Salvation was now accomplished and Jesus was freed from this earthly life. Never again would He be bound by earthly things but after His resurrection would be free to return to His Father. Twice wine was offered to give some succor to the Savior and twice he refused. No one would be able to say He took any shortcuts to do the work the Father sent Him to do. In this respect also He is our example as believers. Do we take shortcuts while doing the Lord’s bidding?

The Crucifixion – Wine, Part 1

April 12, 2017 – Wednesday
Read: Mark 15:21 – 32
Focus: v. 23

Then they offered him wine mixed with myrrh, but he did not take it.

There are two instances found in the Gospel of Mark where Jesus is offered wine to drink at the Crucifixion. This is the first instance and takes place at the beginning of the Crucifixion itself. It appears that nothing was offered to Jesus during the long night before the Crucifixion took place.  Why now? The soldiers in charge of the crucifixion of these unfortunates were not trying to be humane. Rather, they were endeavoring to make this hateful thing last as long as they could. Apparently to them and others watching, it was likened to a sport.
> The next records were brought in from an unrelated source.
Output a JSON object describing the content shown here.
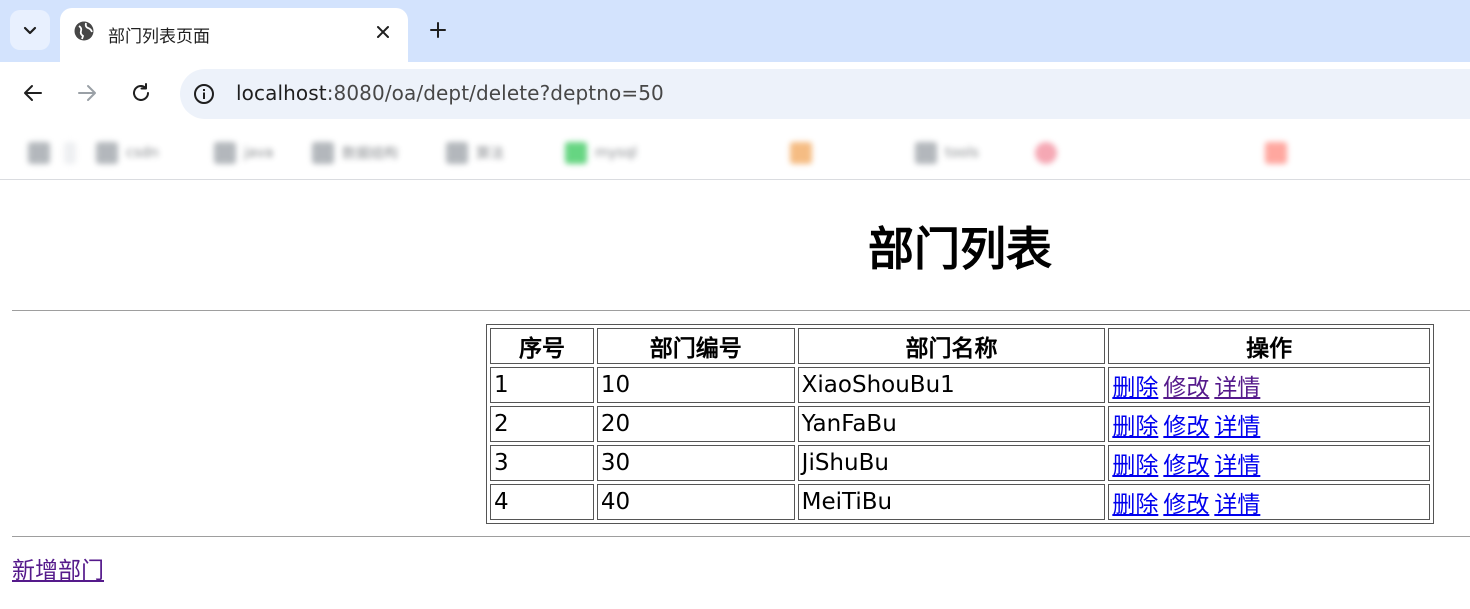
{
  "browser": {
    "tab_title": "部门列表页面",
    "url_host": "localhost",
    "url_path": ":8080/oa/dept/delete?deptno=50",
    "bookmarks": [
      {
        "icon_color": "#9aa0a6",
        "label": ""
      },
      {
        "icon_color": "#e8eaed",
        "label": ""
      },
      {
        "icon_color": "#9aa0a6",
        "label": "csdn"
      },
      {
        "icon_color": "#9aa0a6",
        "label": "java"
      },
      {
        "icon_color": "#9aa0a6",
        "label": "数据结构"
      },
      {
        "icon_color": "#9aa0a6",
        "label": "算法"
      },
      {
        "icon_color": "#34c759",
        "label": "mysql"
      },
      {
        "icon_color": "#f2a65a",
        "label": ""
      },
      {
        "icon_color": "#9aa0a6",
        "label": "tools"
      },
      {
        "icon_color": "#f28b9b",
        "label": ""
      },
      {
        "icon_color": "#ff8a80",
        "label": ""
      }
    ]
  },
  "page": {
    "title": "部门列表",
    "table": {
      "headers": [
        "序号",
        "部门编号",
        "部门名称",
        "操作"
      ],
      "rows": [
        {
          "index": "1",
          "deptno": "10",
          "dname": "XiaoShouBu1"
        },
        {
          "index": "2",
          "deptno": "20",
          "dname": "YanFaBu"
        },
        {
          "index": "3",
          "deptno": "30",
          "dname": "JiShuBu"
        },
        {
          "index": "4",
          "deptno": "40",
          "dname": "MeiTiBu"
        }
      ],
      "actions": {
        "delete": "删除",
        "edit": "修改",
        "detail": "详情"
      }
    },
    "add_link": "新增部门"
  }
}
We do know that certain things could be done to hasten the deaths of those being crucified. At the end of this long day for Jesus, and the two criminals, they decided to break their legs so the suffocation would take place faster since they could not support themselves and lift up to breathe when their legs were broken. This hastened their death.  This did take place for the two thieves but not for Jesus as He was already dead when they decided to do this at the request of the Jewish religious leaders. Those leaders did not want those men to be still hanging there when the Sabbath began.

Why give them wine mixed with myrrh? Because the myrrh added to the wine worked as a painkiller so they would last longer on the cross. It was not to be humane but rather so their agony could be dragged out as far as possible. Jesus had already been beaten so badly he could hardly stand and needed help carrying his cross to the place of crucifixion. Crucifixion was a very cruel Roman practice for executions and was well-known throughout the Roman Empire for its excruciating pain. I can well imagine the two thieves gratefully drinking this mixture since they knew what was ahead for them. We are told by Mark, however, that Jesus refused this elixir. Why would He do this? It seems Jesus was determined to drink this cup of bitterness to the full so that no one could say He took the easy road. Jesus bore ALL the pain with none of it deadened by any drug, neither the alcohol nor the myrrh. He bore it all! Jesus didn’t go halfway in any manner for our redemption!